Over the past decade, Waynflete’s sixth-grade class has closed out the year with a culminating event—a museum that showcases student learning. This year’s museum focused on the theme of the Ancient World.
Katrina St. John’s seventh-grade earth science students recently welcomed Dana Waring from the Harvard Medical School genetics lab to class. Dana, who is the the cofounder and education director of the Personal Genetics Education Project, spoke about CRISPR and its potential role in helping prevent climate change. (CRISPR is a gene editing tool that allows scientists to remove or deactivate a gene within an organism’s genome. It is being used for many applications, from eradicating mosquitos to curing sickle cell disease.)
Patricia (Pat) Davis Klingenstein, Class of 1947, has been named the first recipient of the school’s Alumni Leadership Award in recognition of her work as an education advocate, devoted community leader, volunteer, and philanthropist. The award, which will henceforth be known as “The Klingenstein Award,” was conceived by Waynflete’s Board of Trustees as a way to celebrate alumni who live as responsible and caring participants in our world (key tenets of the school’s mission).
Pat and her family have long believed that independent schools play an important role in society by instilling in young people a sense of civic responsibility, leadership, and public service. In partnership with her late husband, Pat acted on this belief by helping envision, support, and sustain the transformational establishment of the Klingenstein Center at Teachers College in 1977, which has grown to include five programs serving early and mid-career educators, administrators, and heads of school each year. The Center has been widely credited with contributing to the professionalization of the field.

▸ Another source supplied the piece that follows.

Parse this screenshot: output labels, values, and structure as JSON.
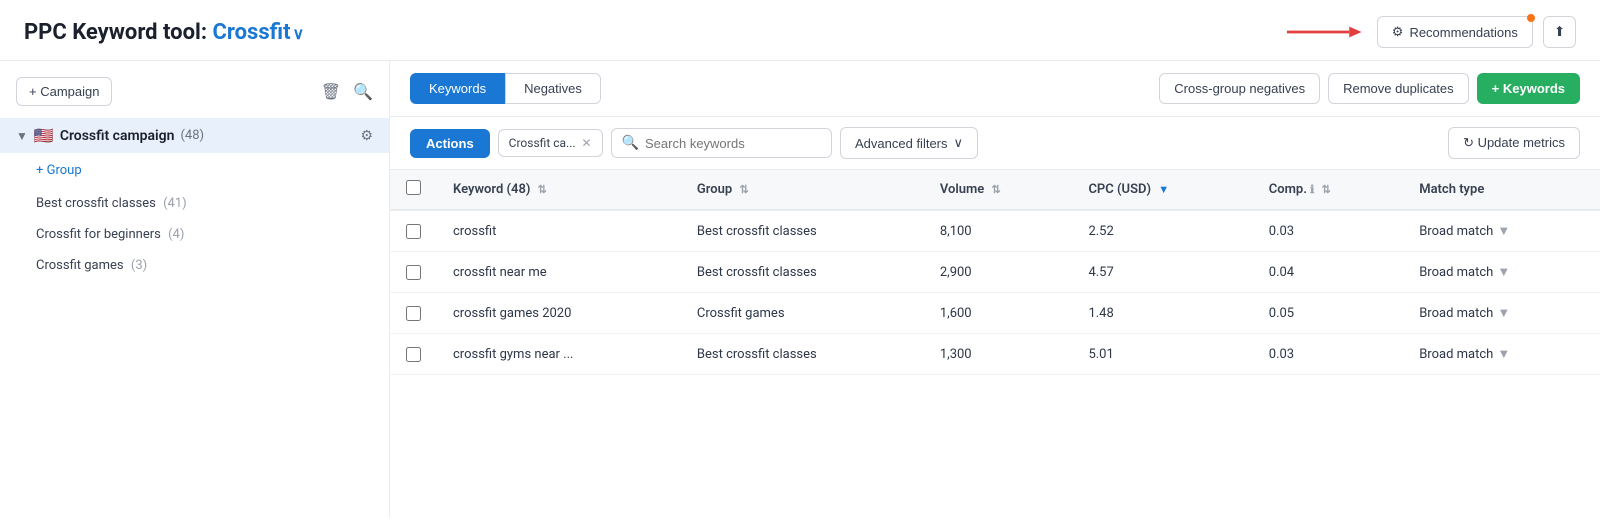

Pat’s lifetime love of libraries has impacted many institutions, including the New York Public Library (where she serves as a longtime trustee), Waynflete (where she invested generously in the construction of the Lower School’s new Klingenstein Library), and other institutions such as Smith College, the Barnesville School, and the New York Historical Society, whose library is named in her honor and where Pat is a long-serving trustee.
In Maine, Pat’s family foundation was instrumental in championing “From the First Tooth,” a pediatric oral health initiative for infants, toddlers, and preschool-aged children, and “The Partnership for Children’s Oral Health,” a broad coalition effort that aims to improve the oral health of all Maine children. In 2018, Pat and her husband made the largest gift of its kind to Mercy Hospital, in honor of her father, Dr. Harry Davis, a longtime chief of pediatrics at Mercy.
Congratulations to the seven award winners from this year’s Model UN team:
Lily F: Distinguished Delegate, Czech Republic
Emma Irvine: Honorable Mention, UK
Andrew Johannen: Honorable Mention, Madagascar
Blythe Thompson: Distinguished Delegate, UK
Adriel Barnham: Honorable Mention, UK
Caroline Routh: Distinguished Delegate, UK
Sam Yankee, Distinguished Delegate, Czech Republic
Students in Upper School biology recently delved into the practical application of dog genetics. Science teacher Katrina St. John arranged for her classes to collaborate with Debbie Landry, founder of iXplore, an organization that promotes STEM lab activities and curriculum in classrooms.
For this project, students looked at the trait of furnishings (longer facial fur) in dogs. By using DNA extracted from eight dogs and running it on gel electrophoresis, students were able to determine whether a dog was homozygous wild type, homozygous mutant type, or heterozygous (a mix of both).
Students were able to deduce the dominance pattern in this trait. Having furnishings is dominant, which is why we see dogs like golden doodles with long facial fur. Using sophisticated laboratory equipment, biology students were able to put their newfound knowledge of genetics to use and witness the power of genotyping.